WHAT IS EXPECTED: Copy each line containing "JSON" from the listing below.

RECORDS TO USE:
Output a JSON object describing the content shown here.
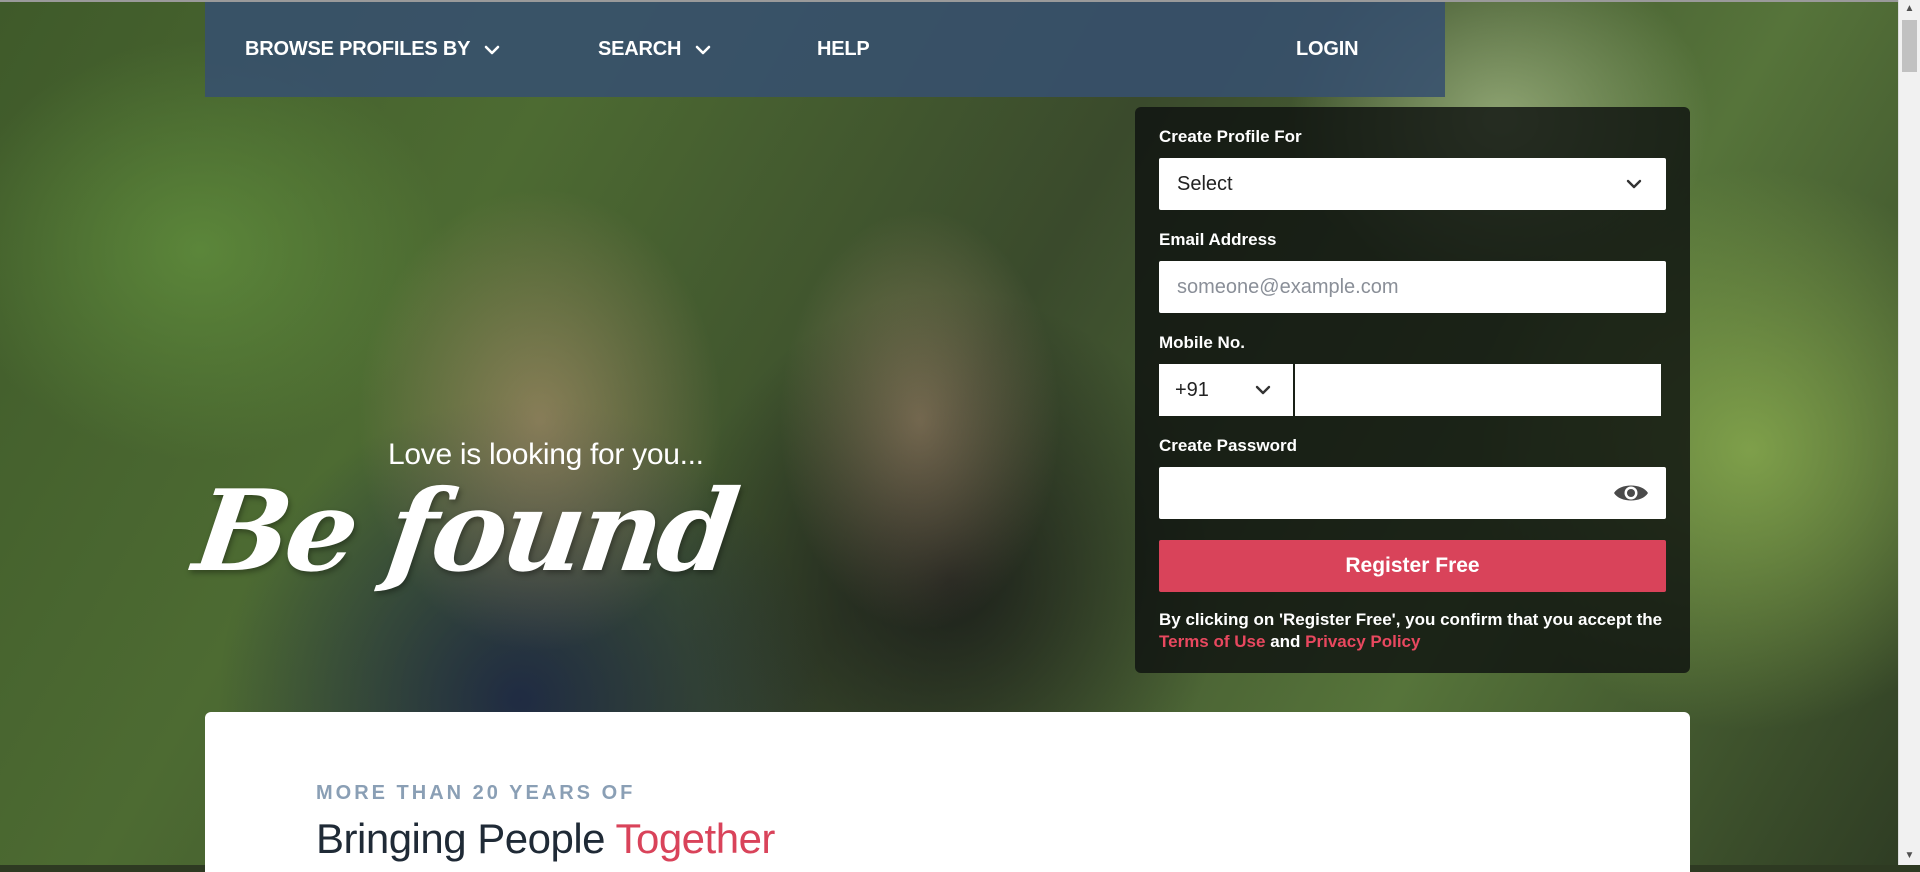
{
  "nav": {
    "browse_label": "BROWSE PROFILES BY",
    "search_label": "SEARCH",
    "help_label": "HELP",
    "login_label": "LOGIN"
  },
  "hero": {
    "tagline": "Love is looking for you...",
    "title": "Be found"
  },
  "form": {
    "profile_for_label": "Create Profile For",
    "profile_for_value": "Select",
    "email_label": "Email Address",
    "email_placeholder": "someone@example.com",
    "mobile_label": "Mobile No.",
    "country_code": "+91",
    "password_label": "Create Password",
    "register_label": "Register Free",
    "disclaimer_prefix": "By clicking on 'Register Free', you confirm that you accept the",
    "terms_link": "Terms of Use",
    "disclaimer_and": "and",
    "privacy_link": "Privacy Policy"
  },
  "content": {
    "overline": "MORE THAN 20 YEARS OF",
    "headline_main": "Bringing People",
    "headline_accent": "Together"
  },
  "colors": {
    "accent": "#d9435a",
    "nav_bg": "#37506e",
    "overline": "#8a9fb5"
  },
  "icons": {
    "chevron": "chevron-down-icon",
    "eye": "eye-icon"
  }
}
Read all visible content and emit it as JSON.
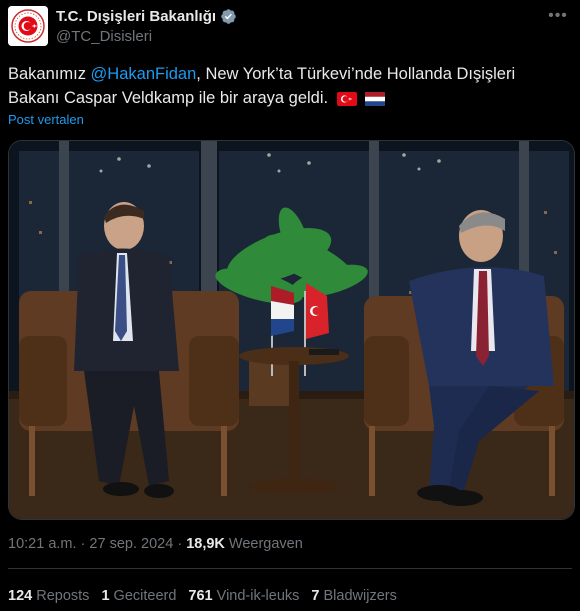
{
  "account": {
    "display_name": "T.C. Dışişleri Bakanlığı",
    "handle": "@TC_Disisleri"
  },
  "tweet": {
    "text_part1": "Bakanımız ",
    "mention": "@HakanFidan",
    "text_part2": ", New York’ta Türkevi’nde Hollanda Dışişleri",
    "text_line2": "Bakanı Caspar Veldkamp ile bir araya geldi.",
    "translate_label": "Post vertalen"
  },
  "meta": {
    "time": "10:21 a.m.",
    "separator": "·",
    "date": "27 sep. 2024",
    "views_count": "18,9K",
    "views_label": "Weergaven"
  },
  "stats": {
    "reposts_count": "124",
    "reposts_label": "Reposts",
    "quotes_count": "1",
    "quotes_label": "Geciteerd",
    "likes_count": "761",
    "likes_label": "Vind-ik-leuks",
    "bookmarks_count": "7",
    "bookmarks_label": "Bladwijzers"
  },
  "colors": {
    "accent": "#1d9bf0",
    "verified_badge": "#829aab",
    "background": "#000000"
  },
  "icons": [
    "turkish-ministry-logo",
    "verified-badge-icon",
    "more-icon",
    "turkey-flag-icon",
    "netherlands-flag-icon"
  ]
}
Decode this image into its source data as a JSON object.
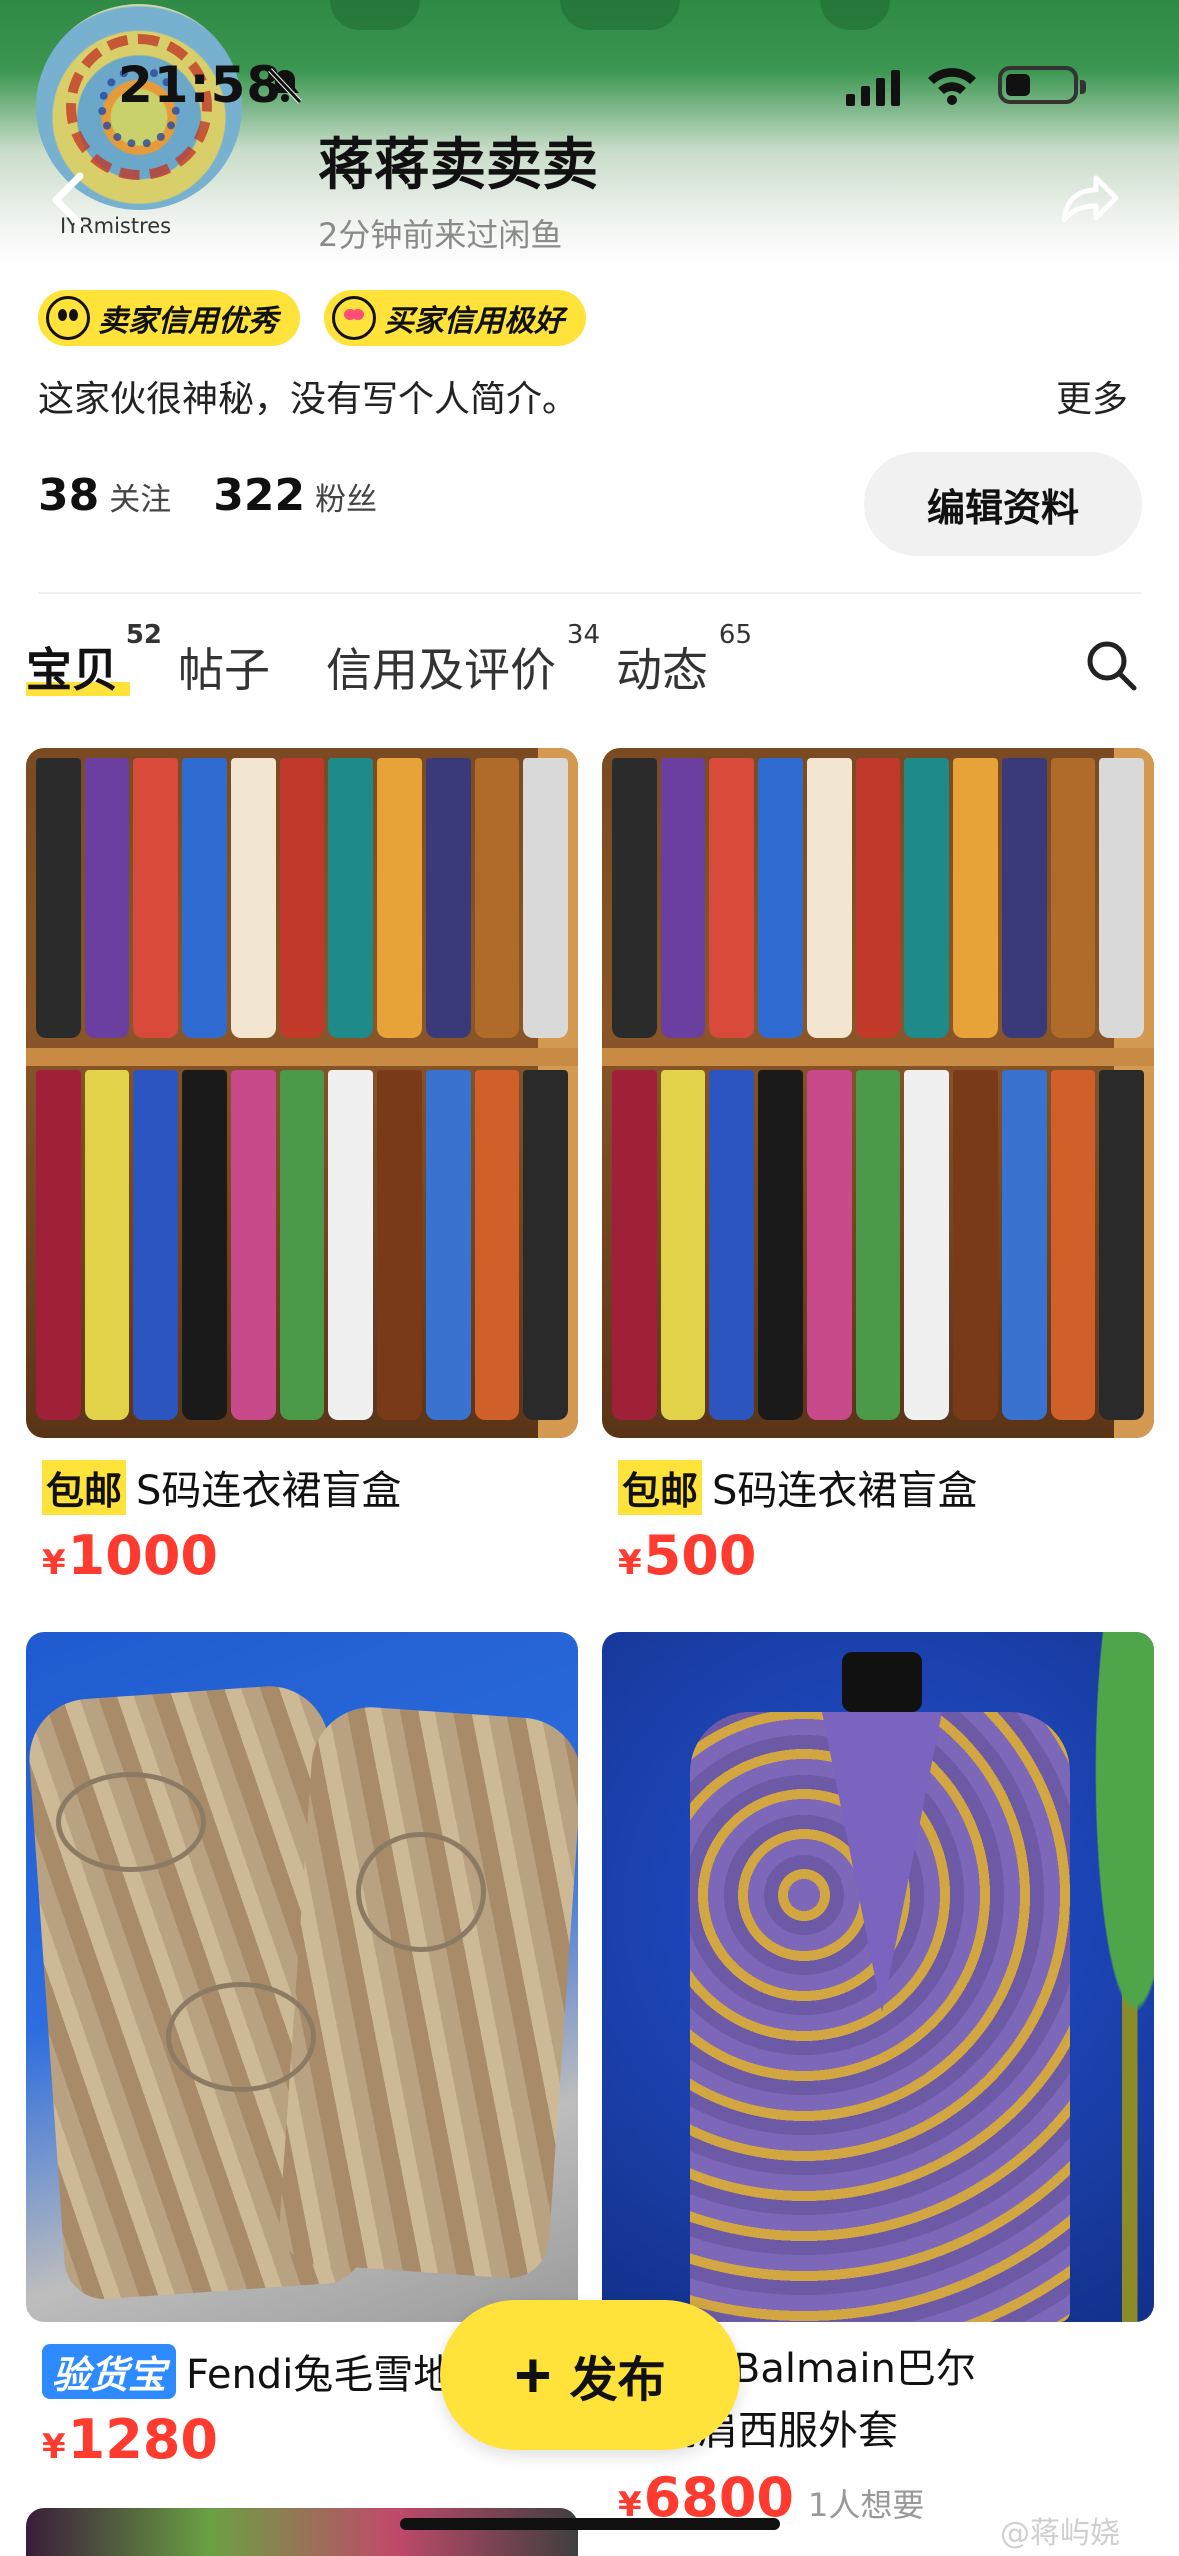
{
  "status_bar": {
    "time": "21:58"
  },
  "profile": {
    "avatar_text": "IYRmistres",
    "name": "蒋蒋卖卖卖",
    "last_visit": "2分钟前来过闲鱼",
    "badges": [
      {
        "label": "卖家信用优秀",
        "icon": "grin-face-icon"
      },
      {
        "label": "买家信用极好",
        "icon": "heart-eyes-face-icon"
      }
    ],
    "bio": "这家伙很神秘，没有写个人简介。",
    "more_label": "更多",
    "following_count": "38",
    "following_label": "关注",
    "fans_count": "322",
    "fans_label": "粉丝",
    "edit_label": "编辑资料"
  },
  "tabs": [
    {
      "label": "宝贝",
      "count": "52",
      "active": true
    },
    {
      "label": "帖子",
      "count": ""
    },
    {
      "label": "信用及评价",
      "count": "34"
    },
    {
      "label": "动态",
      "count": "65"
    }
  ],
  "items": [
    {
      "tag": "包邮",
      "title": "S码连衣裙盲盒",
      "currency": "¥",
      "price": "1000",
      "image": "wardrobe-photo"
    },
    {
      "tag": "包邮",
      "title": "S码连衣裙盲盒",
      "currency": "¥",
      "price": "500",
      "image": "wardrobe-photo"
    },
    {
      "tag": "验货宝",
      "title": "Fendi兔毛雪地",
      "currency": "¥",
      "price": "1280",
      "image": "fur-boots-photo"
    },
    {
      "tag": "",
      "title": "PierreBalmain巴尔",
      "title_line2": "款高肩西服外套",
      "currency": "¥",
      "price": "6800",
      "want": "1人想要",
      "image": "purple-blazer-photo"
    }
  ],
  "fab": {
    "label": "发布"
  },
  "watermark": "@蒋屿娆",
  "colors": {
    "accent_yellow": "#ffe23a",
    "price_red": "#ff3b30",
    "verified_blue": "#2d8bff"
  }
}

TASK OUTPUT:
Output a JSON object describing the content shown here.
Read all visible content and emit it as JSON.
Decode this image into its source data as a JSON object.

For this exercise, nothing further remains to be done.